The shipments would have eluded detection even though both nations are subject to highly restrictive sanctions, and are under the intense scrutiny of US and other spy services.
North Korea’s relationship with Syria takes up one section of the report, which also documents the many ways the government of North Korea’s leader, Kim Jong Un, has tried to circumvent sanctions. It describes how North Korea uses a complex web of shell companies and sympathetic foreign citisens to gain access to international financing, employs sophisticated cyber operations to steal military secrets and enlists its own diplomats in smuggling operations.
It also criticises Russia and China for failing to do enough to enforce sanctions on items such as oil, coal and luxury goods.
The sanctions, it says, have yet to be matched “by the requisite political will, international coordination, prioritisation and resource allocation necessary to drive effective implementation.”
The report gives fresh details of a military relationship between North Korea and Syria that goes back decades.
During the Arab-Israeli wars in the 1960s and 1970s, North Korean pilots flew missions with the Syrian air force.
Later, North Korean technicians helped to develop Syria’s arsenal of ballistic missiles and to build a nuclear power plant capable of producing plutonium, which can be used to make nuclear weapons. Israel destroyed the plant in 2007.
In 2015, Syria honoured that assistance by opening a monument and park in Damascus dedicated to North Korea’s founder, Kim Il Sung, grandfather of the current leader. The unveiling ceremony, held as Syria’s civil war raged, featured North Korean and Syrian dignitaries, military officials and a marching band.
North Korea has provided training and support for Syria’s chemical weapons programme since at least the 1990s, according to a forthcoming book by Bruce Bechtol, a former Korea analyst at the US Defense Intelligence Agency who is now a professor at Angelo State University in Texas.
The book also describes an accident in 2007 in which several Syrian technicians, along with North Korean and Iranian advisers, were killed in the explosion of a warhead filled with sarin gas and the extremely toxic nerve agent VX.
The relationship with Syria “has been a boon for the North Korean military-industrial complex,” Bechtol said in an interview.
The UN report says the cooperation continued during Syria’s civil war, despite international sanctions.
Crucial evidence of that was found in January 2017, when two ships carrying acid-resistant tiles, commonly used in the construction of chemical weapons factories, were interdicted at sea en route to Damascus, the report said.

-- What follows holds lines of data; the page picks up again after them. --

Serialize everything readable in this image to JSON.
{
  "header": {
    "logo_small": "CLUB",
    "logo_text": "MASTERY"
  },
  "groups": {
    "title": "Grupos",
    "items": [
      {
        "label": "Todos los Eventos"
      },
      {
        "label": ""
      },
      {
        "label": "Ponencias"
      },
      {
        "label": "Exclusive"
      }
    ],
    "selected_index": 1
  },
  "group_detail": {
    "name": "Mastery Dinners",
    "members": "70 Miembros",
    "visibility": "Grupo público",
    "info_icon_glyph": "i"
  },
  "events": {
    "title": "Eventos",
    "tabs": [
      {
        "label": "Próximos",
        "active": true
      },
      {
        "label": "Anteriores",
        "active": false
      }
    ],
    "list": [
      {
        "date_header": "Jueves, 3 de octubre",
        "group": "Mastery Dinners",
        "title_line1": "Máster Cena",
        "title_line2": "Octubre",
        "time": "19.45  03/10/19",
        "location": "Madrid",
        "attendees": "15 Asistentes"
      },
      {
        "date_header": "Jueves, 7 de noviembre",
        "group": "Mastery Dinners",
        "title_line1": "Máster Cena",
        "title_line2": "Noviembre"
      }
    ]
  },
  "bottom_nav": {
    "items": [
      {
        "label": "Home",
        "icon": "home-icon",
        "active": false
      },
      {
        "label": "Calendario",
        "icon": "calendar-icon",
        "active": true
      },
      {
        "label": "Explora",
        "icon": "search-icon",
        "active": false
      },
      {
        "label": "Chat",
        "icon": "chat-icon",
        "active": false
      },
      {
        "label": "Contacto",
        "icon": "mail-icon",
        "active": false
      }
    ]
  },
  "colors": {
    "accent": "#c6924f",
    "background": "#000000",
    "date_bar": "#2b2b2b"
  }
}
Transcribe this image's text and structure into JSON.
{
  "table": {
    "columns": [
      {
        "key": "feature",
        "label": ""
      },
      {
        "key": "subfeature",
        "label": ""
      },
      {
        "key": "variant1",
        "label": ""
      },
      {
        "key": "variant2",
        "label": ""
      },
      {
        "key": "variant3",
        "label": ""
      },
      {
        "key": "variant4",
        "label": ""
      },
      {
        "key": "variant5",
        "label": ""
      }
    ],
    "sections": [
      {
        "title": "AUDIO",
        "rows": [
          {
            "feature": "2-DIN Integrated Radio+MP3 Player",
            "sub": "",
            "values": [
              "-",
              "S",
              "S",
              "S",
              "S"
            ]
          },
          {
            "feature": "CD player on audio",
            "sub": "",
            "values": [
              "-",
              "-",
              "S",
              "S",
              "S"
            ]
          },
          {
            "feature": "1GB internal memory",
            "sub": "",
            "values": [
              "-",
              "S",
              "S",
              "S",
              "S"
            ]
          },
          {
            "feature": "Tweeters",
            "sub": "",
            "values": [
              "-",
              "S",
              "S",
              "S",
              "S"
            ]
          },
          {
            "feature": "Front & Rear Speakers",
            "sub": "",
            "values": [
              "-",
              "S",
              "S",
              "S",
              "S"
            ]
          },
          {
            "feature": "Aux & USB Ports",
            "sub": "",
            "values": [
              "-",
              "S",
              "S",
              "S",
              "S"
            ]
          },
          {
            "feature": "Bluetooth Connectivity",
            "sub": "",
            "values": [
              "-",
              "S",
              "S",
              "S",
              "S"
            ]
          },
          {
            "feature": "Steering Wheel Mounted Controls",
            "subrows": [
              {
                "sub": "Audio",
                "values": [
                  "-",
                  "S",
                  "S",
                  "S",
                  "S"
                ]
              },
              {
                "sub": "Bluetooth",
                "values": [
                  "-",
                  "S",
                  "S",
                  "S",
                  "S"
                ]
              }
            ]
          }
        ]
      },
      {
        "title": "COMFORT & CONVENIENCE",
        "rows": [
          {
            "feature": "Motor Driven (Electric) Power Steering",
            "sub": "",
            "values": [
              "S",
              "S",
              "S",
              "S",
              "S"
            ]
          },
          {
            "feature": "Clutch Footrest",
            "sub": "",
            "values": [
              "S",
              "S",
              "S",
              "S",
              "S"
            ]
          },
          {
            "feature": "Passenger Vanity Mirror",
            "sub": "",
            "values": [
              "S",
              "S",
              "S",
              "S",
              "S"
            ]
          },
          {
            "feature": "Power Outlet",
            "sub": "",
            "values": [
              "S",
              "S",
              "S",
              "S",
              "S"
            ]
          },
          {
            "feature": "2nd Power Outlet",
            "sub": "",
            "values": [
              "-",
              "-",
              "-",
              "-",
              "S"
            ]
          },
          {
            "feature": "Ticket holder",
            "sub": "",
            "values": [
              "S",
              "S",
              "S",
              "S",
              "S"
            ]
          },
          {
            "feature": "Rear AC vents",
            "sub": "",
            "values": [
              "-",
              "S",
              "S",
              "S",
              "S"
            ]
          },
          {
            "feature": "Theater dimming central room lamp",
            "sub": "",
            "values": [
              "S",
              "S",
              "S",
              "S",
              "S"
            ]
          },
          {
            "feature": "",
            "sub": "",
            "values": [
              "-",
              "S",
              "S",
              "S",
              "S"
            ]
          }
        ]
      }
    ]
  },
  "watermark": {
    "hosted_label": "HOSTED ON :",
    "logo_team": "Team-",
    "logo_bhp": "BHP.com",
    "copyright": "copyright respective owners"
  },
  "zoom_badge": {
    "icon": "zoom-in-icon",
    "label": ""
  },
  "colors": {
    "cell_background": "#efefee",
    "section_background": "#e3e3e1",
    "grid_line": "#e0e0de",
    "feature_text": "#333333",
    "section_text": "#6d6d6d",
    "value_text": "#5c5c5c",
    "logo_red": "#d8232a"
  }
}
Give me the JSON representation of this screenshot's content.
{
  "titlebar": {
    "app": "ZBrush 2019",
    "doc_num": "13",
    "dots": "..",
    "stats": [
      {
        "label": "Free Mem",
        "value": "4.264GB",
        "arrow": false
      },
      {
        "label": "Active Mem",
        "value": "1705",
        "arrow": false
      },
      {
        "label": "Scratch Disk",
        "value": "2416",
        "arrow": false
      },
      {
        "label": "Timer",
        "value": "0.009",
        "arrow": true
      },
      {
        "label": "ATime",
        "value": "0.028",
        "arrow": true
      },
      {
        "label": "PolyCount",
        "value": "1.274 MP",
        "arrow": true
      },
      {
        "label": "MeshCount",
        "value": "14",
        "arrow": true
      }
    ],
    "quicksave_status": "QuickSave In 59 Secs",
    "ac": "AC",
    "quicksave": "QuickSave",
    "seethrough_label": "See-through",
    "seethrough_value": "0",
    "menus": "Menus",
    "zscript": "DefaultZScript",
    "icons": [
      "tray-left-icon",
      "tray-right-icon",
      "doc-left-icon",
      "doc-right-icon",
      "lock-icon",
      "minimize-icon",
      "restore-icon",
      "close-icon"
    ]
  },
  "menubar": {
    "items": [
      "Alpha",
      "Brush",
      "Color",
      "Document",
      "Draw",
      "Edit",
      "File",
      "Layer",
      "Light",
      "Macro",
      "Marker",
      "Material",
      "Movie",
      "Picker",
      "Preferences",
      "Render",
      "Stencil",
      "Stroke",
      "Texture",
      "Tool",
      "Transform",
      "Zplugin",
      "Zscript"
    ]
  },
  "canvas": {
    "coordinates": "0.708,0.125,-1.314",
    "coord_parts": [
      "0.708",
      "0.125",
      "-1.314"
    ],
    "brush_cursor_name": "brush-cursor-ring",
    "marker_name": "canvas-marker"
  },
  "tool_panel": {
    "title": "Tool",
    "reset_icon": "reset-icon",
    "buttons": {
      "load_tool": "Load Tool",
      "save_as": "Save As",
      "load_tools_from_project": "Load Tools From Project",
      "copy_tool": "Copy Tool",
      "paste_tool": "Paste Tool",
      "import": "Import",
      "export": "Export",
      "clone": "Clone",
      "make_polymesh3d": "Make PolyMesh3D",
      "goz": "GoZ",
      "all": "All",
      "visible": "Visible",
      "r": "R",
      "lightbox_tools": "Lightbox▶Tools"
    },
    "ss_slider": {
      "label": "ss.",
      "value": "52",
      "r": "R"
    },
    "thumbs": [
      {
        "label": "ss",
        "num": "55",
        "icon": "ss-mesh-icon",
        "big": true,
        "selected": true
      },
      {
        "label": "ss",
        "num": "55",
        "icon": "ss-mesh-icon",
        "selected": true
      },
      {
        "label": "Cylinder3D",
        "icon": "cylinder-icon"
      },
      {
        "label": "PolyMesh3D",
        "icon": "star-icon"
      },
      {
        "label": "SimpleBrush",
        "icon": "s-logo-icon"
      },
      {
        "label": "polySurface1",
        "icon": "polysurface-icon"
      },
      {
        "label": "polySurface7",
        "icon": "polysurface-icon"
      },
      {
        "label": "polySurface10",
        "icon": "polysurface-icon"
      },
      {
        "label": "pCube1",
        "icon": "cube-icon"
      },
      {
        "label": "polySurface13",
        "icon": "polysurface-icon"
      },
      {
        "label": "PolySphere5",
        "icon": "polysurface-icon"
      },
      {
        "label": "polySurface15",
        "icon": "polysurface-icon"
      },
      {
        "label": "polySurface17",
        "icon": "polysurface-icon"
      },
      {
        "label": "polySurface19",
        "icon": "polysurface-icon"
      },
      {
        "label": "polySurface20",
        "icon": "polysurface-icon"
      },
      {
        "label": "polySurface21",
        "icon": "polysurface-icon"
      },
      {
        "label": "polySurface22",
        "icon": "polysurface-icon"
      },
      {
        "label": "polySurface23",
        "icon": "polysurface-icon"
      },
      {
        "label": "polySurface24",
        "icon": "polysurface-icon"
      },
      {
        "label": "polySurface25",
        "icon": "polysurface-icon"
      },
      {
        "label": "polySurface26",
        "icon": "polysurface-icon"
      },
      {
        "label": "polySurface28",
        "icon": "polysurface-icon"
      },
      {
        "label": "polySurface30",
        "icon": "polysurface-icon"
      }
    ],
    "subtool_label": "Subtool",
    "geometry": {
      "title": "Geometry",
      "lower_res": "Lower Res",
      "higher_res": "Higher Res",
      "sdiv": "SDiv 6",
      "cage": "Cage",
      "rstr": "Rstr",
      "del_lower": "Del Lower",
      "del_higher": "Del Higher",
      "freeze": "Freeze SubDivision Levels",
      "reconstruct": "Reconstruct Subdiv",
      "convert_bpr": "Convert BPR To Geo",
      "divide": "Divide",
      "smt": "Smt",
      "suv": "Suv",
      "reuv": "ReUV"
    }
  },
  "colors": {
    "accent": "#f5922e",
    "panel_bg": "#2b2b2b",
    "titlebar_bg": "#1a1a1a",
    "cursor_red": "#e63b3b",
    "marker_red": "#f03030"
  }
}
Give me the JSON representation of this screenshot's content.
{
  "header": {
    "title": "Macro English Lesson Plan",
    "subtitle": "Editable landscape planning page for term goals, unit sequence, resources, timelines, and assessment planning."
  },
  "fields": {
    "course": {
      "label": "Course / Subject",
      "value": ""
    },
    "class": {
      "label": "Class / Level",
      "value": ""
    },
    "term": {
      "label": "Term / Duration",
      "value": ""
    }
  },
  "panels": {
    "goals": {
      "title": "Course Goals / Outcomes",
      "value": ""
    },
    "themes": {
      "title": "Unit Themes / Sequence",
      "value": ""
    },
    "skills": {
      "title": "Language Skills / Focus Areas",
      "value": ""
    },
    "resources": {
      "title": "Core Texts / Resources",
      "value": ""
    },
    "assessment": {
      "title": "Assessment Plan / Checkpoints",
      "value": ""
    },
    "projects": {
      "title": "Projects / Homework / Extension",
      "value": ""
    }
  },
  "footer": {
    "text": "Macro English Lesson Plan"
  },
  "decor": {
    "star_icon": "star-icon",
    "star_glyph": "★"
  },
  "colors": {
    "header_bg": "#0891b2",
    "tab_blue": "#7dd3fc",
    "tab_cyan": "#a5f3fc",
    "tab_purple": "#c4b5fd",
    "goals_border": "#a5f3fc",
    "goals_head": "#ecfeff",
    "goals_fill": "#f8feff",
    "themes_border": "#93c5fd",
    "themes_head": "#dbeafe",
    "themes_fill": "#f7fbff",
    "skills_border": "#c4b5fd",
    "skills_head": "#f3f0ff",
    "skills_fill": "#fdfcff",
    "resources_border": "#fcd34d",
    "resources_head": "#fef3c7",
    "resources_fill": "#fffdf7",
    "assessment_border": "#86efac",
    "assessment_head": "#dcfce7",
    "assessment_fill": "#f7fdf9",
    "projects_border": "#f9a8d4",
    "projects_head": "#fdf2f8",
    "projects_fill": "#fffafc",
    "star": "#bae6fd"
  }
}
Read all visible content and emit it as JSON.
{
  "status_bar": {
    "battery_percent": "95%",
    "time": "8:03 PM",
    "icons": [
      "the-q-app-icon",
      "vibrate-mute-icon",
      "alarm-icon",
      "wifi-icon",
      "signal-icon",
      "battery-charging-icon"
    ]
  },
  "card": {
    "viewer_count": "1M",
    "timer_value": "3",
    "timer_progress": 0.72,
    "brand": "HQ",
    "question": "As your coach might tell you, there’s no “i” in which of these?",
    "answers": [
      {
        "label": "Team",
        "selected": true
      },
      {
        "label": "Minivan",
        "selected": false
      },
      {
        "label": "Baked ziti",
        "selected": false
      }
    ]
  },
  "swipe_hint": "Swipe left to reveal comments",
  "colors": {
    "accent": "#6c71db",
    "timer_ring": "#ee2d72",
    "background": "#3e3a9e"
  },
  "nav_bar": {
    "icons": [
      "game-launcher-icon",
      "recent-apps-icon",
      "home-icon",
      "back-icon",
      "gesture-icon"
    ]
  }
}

Those shipments were among five deliveries agreed to in a contract between a government-owned company in Syria and the Korea Mining Development Trading Corp., a North Korean company involved in arms exports, according to the report.(Agencies)